__Exercise data__:
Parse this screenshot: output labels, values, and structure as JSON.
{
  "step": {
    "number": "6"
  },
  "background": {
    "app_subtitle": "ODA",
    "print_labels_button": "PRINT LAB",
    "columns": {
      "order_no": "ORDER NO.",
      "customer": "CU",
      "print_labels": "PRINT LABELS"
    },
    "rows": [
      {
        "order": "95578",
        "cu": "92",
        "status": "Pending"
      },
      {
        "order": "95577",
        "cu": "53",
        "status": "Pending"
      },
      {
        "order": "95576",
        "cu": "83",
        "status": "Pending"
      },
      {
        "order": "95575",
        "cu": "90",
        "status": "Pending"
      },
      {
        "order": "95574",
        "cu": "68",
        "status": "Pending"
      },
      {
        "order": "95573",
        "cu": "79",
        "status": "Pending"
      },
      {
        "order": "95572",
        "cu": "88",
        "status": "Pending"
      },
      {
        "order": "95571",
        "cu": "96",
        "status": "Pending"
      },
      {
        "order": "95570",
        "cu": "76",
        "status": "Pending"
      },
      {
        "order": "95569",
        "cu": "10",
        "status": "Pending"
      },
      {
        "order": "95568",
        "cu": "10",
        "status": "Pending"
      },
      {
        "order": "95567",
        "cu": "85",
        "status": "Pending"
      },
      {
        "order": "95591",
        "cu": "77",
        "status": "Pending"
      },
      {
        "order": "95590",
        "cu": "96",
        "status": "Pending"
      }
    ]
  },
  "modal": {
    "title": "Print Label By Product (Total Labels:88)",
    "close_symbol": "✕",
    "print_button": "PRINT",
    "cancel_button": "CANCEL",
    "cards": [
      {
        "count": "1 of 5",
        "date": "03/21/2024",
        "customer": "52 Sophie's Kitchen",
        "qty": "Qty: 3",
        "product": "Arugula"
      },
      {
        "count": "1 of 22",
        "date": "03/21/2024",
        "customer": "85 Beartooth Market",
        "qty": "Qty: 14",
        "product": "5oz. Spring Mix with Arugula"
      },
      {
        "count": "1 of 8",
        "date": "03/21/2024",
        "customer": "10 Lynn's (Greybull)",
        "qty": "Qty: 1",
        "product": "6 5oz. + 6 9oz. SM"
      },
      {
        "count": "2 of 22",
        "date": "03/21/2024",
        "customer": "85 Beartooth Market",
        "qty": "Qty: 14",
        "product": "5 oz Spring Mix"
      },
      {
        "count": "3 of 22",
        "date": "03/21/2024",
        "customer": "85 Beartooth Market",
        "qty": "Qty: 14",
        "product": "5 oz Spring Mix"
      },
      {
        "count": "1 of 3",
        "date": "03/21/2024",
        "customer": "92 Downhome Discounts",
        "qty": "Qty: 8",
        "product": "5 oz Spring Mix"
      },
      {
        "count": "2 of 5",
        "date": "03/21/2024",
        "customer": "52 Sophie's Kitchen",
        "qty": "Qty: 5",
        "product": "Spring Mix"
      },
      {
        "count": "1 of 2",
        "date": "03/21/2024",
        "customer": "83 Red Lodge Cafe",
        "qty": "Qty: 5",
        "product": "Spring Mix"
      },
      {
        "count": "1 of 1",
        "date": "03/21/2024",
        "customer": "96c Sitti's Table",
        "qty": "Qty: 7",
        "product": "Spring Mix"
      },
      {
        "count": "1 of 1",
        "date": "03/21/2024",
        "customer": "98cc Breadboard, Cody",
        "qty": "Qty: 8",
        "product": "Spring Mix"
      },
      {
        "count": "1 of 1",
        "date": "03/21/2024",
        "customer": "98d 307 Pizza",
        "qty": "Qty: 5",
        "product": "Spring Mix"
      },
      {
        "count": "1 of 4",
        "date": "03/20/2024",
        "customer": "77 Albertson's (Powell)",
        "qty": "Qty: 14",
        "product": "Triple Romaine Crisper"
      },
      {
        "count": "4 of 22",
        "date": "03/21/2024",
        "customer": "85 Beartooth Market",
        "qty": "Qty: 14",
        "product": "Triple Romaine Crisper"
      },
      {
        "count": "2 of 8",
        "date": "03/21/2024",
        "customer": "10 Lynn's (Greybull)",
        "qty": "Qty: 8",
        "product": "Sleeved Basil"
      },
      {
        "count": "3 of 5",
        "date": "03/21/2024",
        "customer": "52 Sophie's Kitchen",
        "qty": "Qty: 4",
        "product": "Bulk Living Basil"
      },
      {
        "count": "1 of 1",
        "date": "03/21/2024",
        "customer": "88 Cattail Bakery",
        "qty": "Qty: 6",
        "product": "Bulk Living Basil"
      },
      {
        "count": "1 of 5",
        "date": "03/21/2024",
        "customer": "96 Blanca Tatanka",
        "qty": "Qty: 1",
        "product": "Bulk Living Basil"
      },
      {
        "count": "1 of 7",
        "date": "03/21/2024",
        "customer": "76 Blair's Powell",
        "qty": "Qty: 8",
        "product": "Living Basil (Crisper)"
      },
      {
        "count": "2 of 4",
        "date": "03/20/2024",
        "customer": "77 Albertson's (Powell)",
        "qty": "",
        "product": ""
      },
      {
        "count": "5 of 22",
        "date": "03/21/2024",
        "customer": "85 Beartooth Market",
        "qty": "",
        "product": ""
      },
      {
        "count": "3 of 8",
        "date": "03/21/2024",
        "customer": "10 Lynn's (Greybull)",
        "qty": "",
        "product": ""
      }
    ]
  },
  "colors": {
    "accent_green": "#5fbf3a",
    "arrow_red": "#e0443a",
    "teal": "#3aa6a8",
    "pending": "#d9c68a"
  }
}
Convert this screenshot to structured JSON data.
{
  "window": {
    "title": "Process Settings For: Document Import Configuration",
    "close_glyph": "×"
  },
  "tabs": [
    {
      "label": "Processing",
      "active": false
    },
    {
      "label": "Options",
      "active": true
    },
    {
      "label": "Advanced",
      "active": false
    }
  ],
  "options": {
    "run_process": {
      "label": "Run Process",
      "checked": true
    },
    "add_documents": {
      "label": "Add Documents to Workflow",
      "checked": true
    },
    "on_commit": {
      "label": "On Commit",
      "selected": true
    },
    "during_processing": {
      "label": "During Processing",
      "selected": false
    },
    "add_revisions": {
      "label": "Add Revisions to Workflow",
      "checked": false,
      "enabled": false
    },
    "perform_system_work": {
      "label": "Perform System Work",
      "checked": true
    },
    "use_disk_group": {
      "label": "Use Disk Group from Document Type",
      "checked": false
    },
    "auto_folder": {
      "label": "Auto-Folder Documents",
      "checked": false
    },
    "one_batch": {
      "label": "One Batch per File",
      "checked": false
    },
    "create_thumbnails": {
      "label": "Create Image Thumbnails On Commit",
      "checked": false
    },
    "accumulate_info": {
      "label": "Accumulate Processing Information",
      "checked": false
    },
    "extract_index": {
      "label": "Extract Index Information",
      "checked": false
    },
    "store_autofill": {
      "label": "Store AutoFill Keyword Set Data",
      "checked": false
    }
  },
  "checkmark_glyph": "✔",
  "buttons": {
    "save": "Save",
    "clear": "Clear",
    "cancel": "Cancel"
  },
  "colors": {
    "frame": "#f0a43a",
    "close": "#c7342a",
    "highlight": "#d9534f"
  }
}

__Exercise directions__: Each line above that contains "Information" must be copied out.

__Exercise output__:
      "label": "Accumulate Processing Information",
      "label": "Extract Index Information",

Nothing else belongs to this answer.